◆ **What you are asked to do**:
Show each line from the records below in which the word "kixt" occurs.

◆ **Data to use**:

▬▬▬▬▬▬

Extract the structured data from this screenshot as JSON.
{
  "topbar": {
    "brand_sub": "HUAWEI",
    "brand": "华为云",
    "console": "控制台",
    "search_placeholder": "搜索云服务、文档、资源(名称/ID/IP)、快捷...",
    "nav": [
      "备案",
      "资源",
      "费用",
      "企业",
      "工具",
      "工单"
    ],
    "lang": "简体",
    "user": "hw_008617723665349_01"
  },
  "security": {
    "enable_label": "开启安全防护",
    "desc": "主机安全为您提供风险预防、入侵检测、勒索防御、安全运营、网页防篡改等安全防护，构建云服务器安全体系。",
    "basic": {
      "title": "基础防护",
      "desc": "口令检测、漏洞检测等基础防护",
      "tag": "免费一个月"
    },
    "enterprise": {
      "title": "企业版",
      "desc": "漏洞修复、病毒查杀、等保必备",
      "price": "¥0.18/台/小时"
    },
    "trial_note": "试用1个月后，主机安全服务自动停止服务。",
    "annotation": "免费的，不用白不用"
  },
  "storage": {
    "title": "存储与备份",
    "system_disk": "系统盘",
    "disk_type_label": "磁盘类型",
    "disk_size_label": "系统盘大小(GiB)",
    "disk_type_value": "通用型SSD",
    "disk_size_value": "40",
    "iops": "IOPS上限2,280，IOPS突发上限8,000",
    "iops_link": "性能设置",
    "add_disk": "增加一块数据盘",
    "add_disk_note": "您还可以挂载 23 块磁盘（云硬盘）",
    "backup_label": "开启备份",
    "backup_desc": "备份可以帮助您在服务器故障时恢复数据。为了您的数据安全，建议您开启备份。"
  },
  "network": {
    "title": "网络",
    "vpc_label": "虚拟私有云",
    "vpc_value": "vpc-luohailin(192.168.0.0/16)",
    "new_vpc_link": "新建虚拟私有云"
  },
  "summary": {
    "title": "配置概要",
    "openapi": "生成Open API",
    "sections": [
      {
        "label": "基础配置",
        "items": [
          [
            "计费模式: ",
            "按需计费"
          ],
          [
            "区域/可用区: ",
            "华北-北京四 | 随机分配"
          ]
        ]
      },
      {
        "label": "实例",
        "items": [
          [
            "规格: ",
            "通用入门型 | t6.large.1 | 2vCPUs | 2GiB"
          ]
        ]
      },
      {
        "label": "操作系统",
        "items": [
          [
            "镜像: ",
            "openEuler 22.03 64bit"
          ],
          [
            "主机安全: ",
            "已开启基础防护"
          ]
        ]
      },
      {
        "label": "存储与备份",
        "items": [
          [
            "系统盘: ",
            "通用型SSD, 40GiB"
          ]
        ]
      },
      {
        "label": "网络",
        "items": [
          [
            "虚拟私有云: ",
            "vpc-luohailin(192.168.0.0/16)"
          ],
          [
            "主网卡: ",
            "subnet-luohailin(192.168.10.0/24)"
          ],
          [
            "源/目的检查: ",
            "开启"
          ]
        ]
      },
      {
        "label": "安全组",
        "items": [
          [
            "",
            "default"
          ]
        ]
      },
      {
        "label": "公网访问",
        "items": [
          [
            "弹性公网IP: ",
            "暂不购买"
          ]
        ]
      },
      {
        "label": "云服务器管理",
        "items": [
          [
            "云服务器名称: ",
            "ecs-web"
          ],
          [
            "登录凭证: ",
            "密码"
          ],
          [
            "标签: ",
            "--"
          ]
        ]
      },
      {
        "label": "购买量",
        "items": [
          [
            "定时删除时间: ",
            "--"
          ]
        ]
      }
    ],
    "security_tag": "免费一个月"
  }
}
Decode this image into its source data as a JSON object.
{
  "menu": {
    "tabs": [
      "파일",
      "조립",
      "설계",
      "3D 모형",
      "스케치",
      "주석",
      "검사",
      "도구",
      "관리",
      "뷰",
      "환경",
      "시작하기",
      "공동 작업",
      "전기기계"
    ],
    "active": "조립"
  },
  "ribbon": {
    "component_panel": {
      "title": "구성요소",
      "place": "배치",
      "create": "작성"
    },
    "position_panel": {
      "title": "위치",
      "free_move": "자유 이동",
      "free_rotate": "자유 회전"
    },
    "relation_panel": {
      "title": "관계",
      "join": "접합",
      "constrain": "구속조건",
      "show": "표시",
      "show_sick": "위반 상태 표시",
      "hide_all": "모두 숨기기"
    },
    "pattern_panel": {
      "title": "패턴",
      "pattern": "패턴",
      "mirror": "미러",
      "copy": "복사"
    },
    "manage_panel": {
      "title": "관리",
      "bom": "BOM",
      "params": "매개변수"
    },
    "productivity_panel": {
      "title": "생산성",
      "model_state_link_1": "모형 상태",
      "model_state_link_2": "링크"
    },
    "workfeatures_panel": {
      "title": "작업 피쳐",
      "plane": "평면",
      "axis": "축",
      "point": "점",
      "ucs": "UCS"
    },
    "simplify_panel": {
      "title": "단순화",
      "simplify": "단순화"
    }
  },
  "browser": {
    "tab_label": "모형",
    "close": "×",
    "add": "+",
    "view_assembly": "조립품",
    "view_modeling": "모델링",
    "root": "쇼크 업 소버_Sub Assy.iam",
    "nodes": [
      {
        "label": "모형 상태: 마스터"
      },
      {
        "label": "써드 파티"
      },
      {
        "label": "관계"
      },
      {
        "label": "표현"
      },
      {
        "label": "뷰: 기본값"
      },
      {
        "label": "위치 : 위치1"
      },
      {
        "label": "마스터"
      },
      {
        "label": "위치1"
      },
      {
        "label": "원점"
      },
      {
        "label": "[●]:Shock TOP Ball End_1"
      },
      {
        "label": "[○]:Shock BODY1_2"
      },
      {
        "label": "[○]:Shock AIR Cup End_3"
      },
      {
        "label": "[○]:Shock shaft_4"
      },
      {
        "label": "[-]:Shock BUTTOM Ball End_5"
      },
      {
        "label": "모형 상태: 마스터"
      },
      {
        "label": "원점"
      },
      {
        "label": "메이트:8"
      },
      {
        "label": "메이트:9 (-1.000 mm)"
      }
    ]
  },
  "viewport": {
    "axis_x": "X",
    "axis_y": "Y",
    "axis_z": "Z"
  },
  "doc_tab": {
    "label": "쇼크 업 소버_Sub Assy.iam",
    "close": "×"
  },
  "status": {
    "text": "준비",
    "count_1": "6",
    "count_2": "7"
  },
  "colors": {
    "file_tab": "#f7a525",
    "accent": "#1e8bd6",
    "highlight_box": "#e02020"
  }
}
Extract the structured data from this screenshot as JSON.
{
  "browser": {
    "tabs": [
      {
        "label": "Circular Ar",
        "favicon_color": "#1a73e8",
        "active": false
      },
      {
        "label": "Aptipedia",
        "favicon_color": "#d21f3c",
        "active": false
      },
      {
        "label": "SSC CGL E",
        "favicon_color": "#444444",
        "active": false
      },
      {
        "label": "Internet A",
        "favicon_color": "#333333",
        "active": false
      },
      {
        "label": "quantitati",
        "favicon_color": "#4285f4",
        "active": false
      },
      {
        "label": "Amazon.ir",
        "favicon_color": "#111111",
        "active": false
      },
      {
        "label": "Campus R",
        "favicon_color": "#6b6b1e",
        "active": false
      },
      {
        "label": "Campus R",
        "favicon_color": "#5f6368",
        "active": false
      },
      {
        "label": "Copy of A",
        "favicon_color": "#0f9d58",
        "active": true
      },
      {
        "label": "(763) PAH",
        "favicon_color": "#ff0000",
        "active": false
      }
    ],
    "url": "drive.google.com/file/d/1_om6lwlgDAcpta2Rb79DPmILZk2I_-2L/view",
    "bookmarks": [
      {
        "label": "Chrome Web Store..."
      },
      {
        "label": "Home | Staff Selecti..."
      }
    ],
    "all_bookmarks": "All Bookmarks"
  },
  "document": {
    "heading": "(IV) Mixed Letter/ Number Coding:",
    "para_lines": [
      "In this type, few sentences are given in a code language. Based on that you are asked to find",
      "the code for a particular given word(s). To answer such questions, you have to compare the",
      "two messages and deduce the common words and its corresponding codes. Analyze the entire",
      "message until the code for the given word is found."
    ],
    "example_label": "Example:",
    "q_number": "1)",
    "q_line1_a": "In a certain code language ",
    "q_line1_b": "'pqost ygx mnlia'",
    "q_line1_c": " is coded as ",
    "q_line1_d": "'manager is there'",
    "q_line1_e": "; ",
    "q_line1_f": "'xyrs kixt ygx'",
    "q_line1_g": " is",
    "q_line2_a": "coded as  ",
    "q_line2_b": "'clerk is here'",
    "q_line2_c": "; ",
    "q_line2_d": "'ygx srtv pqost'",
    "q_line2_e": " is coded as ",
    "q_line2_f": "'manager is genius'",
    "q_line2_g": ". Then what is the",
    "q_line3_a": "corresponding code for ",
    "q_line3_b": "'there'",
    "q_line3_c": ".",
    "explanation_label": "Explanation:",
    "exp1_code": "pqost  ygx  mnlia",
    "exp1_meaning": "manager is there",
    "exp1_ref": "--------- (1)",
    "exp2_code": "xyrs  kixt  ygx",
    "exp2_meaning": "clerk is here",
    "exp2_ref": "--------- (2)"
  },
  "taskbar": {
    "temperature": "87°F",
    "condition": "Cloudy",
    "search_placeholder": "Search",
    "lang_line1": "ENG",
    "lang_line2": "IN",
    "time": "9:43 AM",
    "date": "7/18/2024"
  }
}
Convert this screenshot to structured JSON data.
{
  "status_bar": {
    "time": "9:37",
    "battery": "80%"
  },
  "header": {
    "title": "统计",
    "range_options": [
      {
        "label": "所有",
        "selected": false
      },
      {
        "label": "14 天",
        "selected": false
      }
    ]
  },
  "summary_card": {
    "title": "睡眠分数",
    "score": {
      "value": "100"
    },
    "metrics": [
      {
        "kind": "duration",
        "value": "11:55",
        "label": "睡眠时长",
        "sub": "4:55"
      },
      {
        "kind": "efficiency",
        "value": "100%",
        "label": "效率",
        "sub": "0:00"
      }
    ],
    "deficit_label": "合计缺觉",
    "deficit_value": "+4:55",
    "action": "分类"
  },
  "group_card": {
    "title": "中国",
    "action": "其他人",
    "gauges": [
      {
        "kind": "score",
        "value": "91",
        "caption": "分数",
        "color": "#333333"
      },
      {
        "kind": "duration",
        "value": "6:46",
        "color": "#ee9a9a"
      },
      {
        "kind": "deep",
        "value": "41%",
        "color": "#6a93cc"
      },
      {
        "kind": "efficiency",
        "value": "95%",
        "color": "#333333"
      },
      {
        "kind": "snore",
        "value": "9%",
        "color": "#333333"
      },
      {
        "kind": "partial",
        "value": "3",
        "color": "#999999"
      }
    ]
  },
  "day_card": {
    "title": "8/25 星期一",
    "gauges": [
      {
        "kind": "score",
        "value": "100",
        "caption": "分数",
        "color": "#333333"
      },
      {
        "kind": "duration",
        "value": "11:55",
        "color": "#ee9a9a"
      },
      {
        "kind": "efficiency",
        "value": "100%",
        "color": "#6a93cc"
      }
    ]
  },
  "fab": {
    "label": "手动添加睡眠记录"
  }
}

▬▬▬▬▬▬

◆ **Task output**:
    "q_line1_f": "'xyrs kixt ygx'",
    "exp2_code": "xyrs  kixt  ygx",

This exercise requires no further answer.